Does this apply to life partners or universal partnerships?

 

 Deborah Escott-Watson points  out that a universal partnership is not a marriage and accordingly cannot be dissolved by divorce. Therefore the Divorce Act does not apply to its dissolution.

 

A cohabitation agreement that deals with a division of pension interests would be of no force and effect as it would not be enforceable against the pension fund. Regardless, it is a good idea to provide for this in an agreement. It is inherently unfair that the pension fund can’t recognise this provision, and a court may come to your assistance.

 

Deborah concludes that cohabitees, even those who are able to prove the existence of a universal partnership and a joint estate between them, cannot share in the pension assets of their partners on termination of the relationship as is the case with people who have registered their unions in terms of the Marriage Act or the Civil Union Act. It will have to be decided by the courts whether or not this amounts to discrimination on the basis of marital status, but she submits that it does, especially as cohabitees are able to be awarded these assets on the death of their partners. 

 

How do you ensure you can claim this benefit?  Make sure you do pre-divorce financial planning.
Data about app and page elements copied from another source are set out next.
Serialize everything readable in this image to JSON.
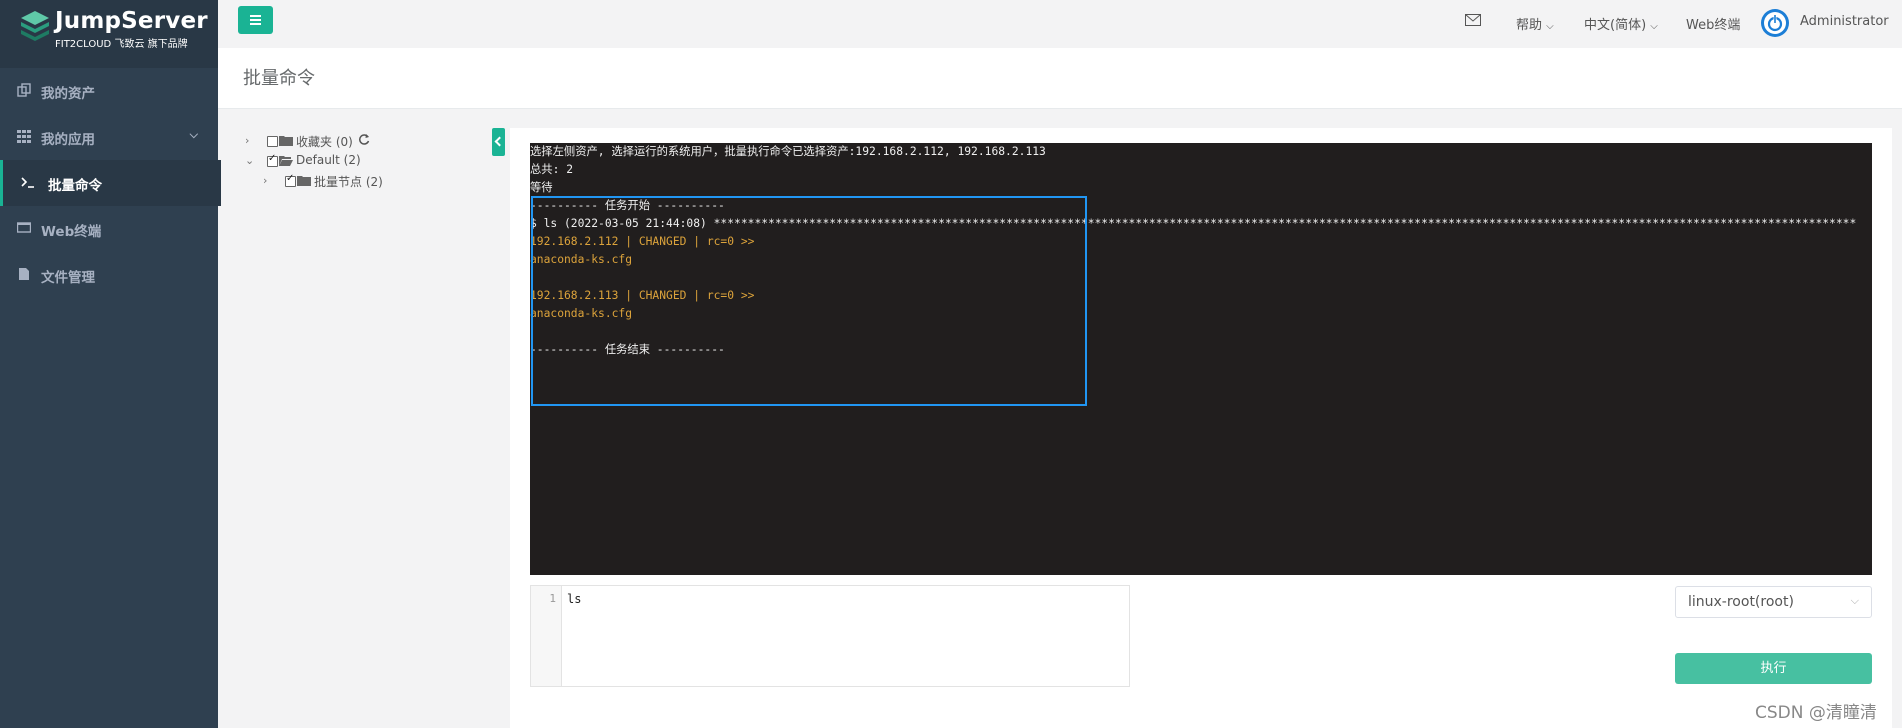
{
  "app": {
    "brand": "JumpServer",
    "brand_sub": "FIT2CLOUD 飞致云 旗下品牌",
    "accent_color": "#1ab394",
    "sidebar_color": "#2f4050"
  },
  "sidebar": {
    "items": [
      {
        "label": "我的资产",
        "icon": "assets-icon"
      },
      {
        "label": "我的应用",
        "icon": "apps-grid-icon",
        "has_submenu": true
      },
      {
        "label": "批量命令",
        "icon": "terminal-prompt-icon",
        "active": true
      },
      {
        "label": "Web终端",
        "icon": "monitor-icon"
      },
      {
        "label": "文件管理",
        "icon": "file-icon"
      }
    ]
  },
  "topbar": {
    "help_label": "帮助",
    "language_label": "中文(简体)",
    "web_terminal_label": "Web终端",
    "user_label": "Administrator"
  },
  "page": {
    "title": "批量命令"
  },
  "tree": {
    "favorites": "收藏夹 (0)",
    "default_node": "Default (2)",
    "batch_node": "批量节点 (2)"
  },
  "terminal": {
    "lines": [
      {
        "text": "选择左侧资产, 选择运行的系统用户，批量执行命令已选择资产:192.168.2.112, 192.168.2.113",
        "color": "white"
      },
      {
        "text": "总共: 2",
        "color": "white"
      },
      {
        "text": "等待",
        "color": "white"
      },
      {
        "text": "---------- 任务开始 ----------",
        "color": "white"
      },
      {
        "text": "$ ls (2022-03-05 21:44:08) ************************************************************************************************************************************************************************",
        "color": "white"
      },
      {
        "text": "192.168.2.112 | CHANGED | rc=0 >>",
        "color": "orange"
      },
      {
        "text": "anaconda-ks.cfg",
        "color": "orange"
      },
      {
        "text": "",
        "color": "white"
      },
      {
        "text": "192.168.2.113 | CHANGED | rc=0 >>",
        "color": "orange"
      },
      {
        "text": "anaconda-ks.cfg",
        "color": "orange"
      },
      {
        "text": "",
        "color": "white"
      },
      {
        "text": "---------- 任务结束 ----------",
        "color": "white"
      }
    ]
  },
  "editor": {
    "line_number": "1",
    "code": "ls"
  },
  "system_user_select": {
    "value": "linux-root(root)"
  },
  "run_button_label": "执行",
  "watermark": "CSDN @清瞳清"
}
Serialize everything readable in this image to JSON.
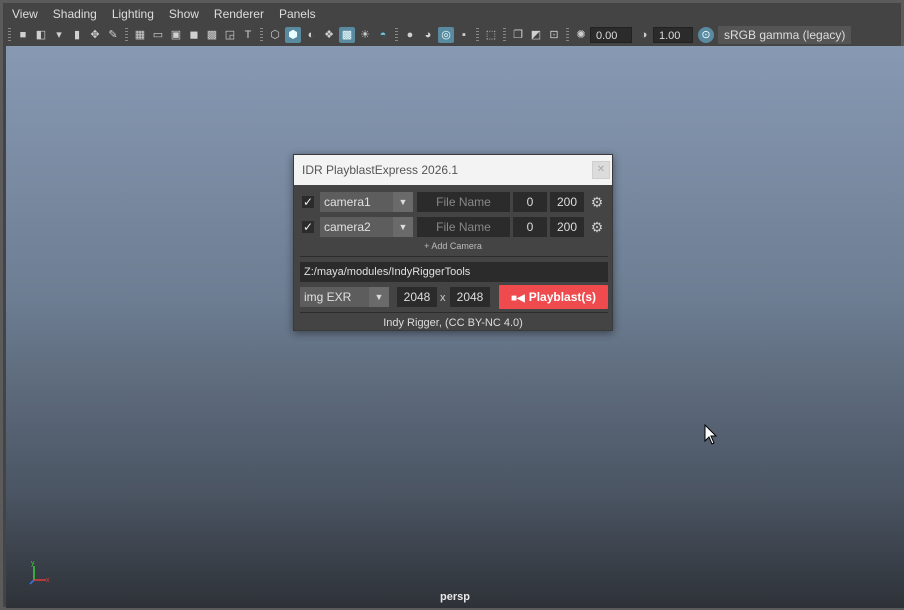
{
  "menubar": {
    "items": [
      "View",
      "Shading",
      "Lighting",
      "Show",
      "Renderer",
      "Panels"
    ]
  },
  "toolbar": {
    "exposure_value": "0.00",
    "gamma_value": "1.00",
    "color_space": "sRGB gamma (legacy)",
    "icons": [
      "camera-select-icon",
      "camera-attr-icon",
      "bookmark-icon",
      "image-plane-icon",
      "2d-pan-icon",
      "grease-pencil-icon",
      "grid-icon",
      "film-gate-icon",
      "resolution-gate-icon",
      "gate-mask-icon",
      "field-chart-icon",
      "safe-action-icon",
      "safe-title-icon",
      "wireframe-icon",
      "smooth-shade-icon",
      "default-material-icon",
      "textured-icon",
      "use-all-lights-icon",
      "shadows-icon",
      "screen-space-ao-icon",
      "motion-blur-icon",
      "anti-aliasing-icon",
      "depth-of-field-icon",
      "isolate-select-icon",
      "xray-icon",
      "xray-joints-icon",
      "backface-culling-icon",
      "exposure-icon",
      "gamma-icon",
      "color-management-icon"
    ]
  },
  "viewport": {
    "camera_label": "persp",
    "axis": {
      "y": "y",
      "x": "x"
    }
  },
  "dialog": {
    "title": "IDR PlayblastExpress 2026.1",
    "cameras": [
      {
        "enabled": true,
        "camera": "camera1",
        "file_name_placeholder": "File Name",
        "start": "0",
        "end": "200"
      },
      {
        "enabled": true,
        "camera": "camera2",
        "file_name_placeholder": "File Name",
        "start": "0",
        "end": "200"
      }
    ],
    "add_camera_label": "+ Add Camera",
    "output_path": "Z:/maya/modules/IndyRiggerTools",
    "format": "img EXR",
    "width": "2048",
    "height": "2048",
    "size_separator": "x",
    "playblast_label": "Playblast(s)",
    "credit": "Indy Rigger,  (CC BY-NC 4.0)",
    "check_mark": "✓",
    "colors": {
      "playblast": "#ef4a4d",
      "title_bar": "#f3f3f3"
    }
  }
}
Sometime it might me financially smart to claim other assets like properties or discretionary investments.

 

Contact Christel at info@divorcesmart.co.za for more advice or to arrange a personal consultation.